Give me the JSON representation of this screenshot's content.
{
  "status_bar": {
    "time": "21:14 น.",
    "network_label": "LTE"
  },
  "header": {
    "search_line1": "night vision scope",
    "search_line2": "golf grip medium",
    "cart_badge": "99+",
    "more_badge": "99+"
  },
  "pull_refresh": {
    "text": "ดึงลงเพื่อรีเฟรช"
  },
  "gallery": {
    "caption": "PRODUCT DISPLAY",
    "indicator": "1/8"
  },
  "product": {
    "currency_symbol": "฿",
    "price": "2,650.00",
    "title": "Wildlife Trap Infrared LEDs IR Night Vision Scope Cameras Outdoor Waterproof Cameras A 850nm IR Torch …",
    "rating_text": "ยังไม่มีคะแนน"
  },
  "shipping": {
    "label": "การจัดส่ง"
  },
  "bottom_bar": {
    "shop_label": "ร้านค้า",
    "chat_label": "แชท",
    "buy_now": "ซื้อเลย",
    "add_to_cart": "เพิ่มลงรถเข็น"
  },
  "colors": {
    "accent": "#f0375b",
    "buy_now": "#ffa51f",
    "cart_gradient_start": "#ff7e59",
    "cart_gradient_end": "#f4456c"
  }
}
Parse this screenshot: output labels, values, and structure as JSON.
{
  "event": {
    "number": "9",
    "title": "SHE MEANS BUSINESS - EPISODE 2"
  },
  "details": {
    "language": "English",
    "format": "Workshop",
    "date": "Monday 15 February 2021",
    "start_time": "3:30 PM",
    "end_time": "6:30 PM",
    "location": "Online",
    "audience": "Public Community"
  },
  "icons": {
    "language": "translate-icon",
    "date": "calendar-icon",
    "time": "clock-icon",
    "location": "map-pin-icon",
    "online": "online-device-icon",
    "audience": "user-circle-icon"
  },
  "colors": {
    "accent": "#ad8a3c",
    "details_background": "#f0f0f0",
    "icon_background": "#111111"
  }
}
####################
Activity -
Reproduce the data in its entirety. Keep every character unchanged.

Expected output -
Give me the JSON representation of this screenshot's content.
{
  "status_bar": {
    "time": "21:14 น.",
    "network_label": "LTE"
  },
  "header": {
    "search_line1": "night vision scope",
    "search_line2": "golf grip medium",
    "cart_badge": "99+",
    "more_badge": "99+"
  },
  "pull_refresh": {
    "text": "ดึงลงเพื่อรีเฟรช"
  },
  "gallery": {
    "caption": "PRODUCT DISPLAY",
    "indicator": "1/8"
  },
  "product": {
    "currency_symbol": "฿",
    "price": "2,650.00",
    "title": "Wildlife Trap Infrared LEDs IR Night Vision Scope Cameras Outdoor Waterproof Cameras A 850nm IR Torch …",
    "rating_text": "ยังไม่มีคะแนน"
  },
  "shipping": {
    "label": "การจัดส่ง"
  },
  "bottom_bar": {
    "shop_label": "ร้านค้า",
    "chat_label": "แชท",
    "buy_now": "ซื้อเลย",
    "add_to_cart": "เพิ่มลงรถเข็น"
  },
  "colors": {
    "accent": "#f0375b",
    "buy_now": "#ffa51f",
    "cart_gradient_start": "#ff7e59",
    "cart_gradient_end": "#f4456c"
  }
}
Parse this screenshot: output labels, values, and structure as JSON.
{
  "event": {
    "number": "9",
    "title": "SHE MEANS BUSINESS - EPISODE 2"
  },
  "details": {
    "language": "English",
    "format": "Workshop",
    "date": "Monday 15 February 2021",
    "start_time": "3:30 PM",
    "end_time": "6:30 PM",
    "location": "Online",
    "audience": "Public Community"
  },
  "icons": {
    "language": "translate-icon",
    "date": "calendar-icon",
    "time": "clock-icon",
    "location": "map-pin-icon",
    "online": "online-device-icon",
    "audience": "user-circle-icon"
  },
  "colors": {
    "accent": "#ad8a3c",
    "details_background": "#f0f0f0",
    "icon_background": "#111111"
  }
}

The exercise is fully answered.